Task goal: Even if a line seems odd, print it as it is, and include every record.

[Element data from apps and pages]
════════════════

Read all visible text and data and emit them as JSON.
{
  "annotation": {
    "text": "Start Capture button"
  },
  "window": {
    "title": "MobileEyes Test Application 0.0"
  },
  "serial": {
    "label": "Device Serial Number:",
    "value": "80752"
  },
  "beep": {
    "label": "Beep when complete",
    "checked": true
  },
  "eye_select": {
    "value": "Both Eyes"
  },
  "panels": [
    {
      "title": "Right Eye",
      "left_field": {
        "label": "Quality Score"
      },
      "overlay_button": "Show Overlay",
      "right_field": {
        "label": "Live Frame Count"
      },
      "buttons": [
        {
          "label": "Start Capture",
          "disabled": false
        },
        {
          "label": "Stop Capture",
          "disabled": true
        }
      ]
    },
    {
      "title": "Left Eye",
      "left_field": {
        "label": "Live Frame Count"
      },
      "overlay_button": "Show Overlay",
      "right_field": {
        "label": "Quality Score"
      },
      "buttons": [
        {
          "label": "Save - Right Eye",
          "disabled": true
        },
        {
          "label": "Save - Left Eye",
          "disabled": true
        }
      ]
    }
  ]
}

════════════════

Response to the exercise:
Read all visible text and data and emit them as JSON.
{
  "annotation": {
    "text": "Start Capture button"
  },
  "window": {
    "title": "MobileEyes Test Application 0.0"
  },
  "serial": {
    "label": "Device Serial Number:",
    "value": "80752"
  },
  "beep": {
    "label": "Beep when complete",
    "checked": true
  },
  "eye_select": {
    "value": "Both Eyes"
  },
  "panels": [
    {
      "title": "Right Eye",
      "left_field": {
        "label": "Quality Score"
      },
      "overlay_button": "Show Overlay",
      "right_field": {
        "label": "Live Frame Count"
      },
      "buttons": [
        {
          "label": "Start Capture",
          "disabled": false
        },
        {
          "label": "Stop Capture",
          "disabled": true
        }
      ]
    },
    {
      "title": "Left Eye",
      "left_field": {
        "label": "Live Frame Count"
      },
      "overlay_button": "Show Overlay",
      "right_field": {
        "label": "Quality Score"
      },
      "buttons": [
        {
          "label": "Save - Right Eye",
          "disabled": true
        },
        {
          "label": "Save - Left Eye",
          "disabled": true
        }
      ]
    }
  ]
}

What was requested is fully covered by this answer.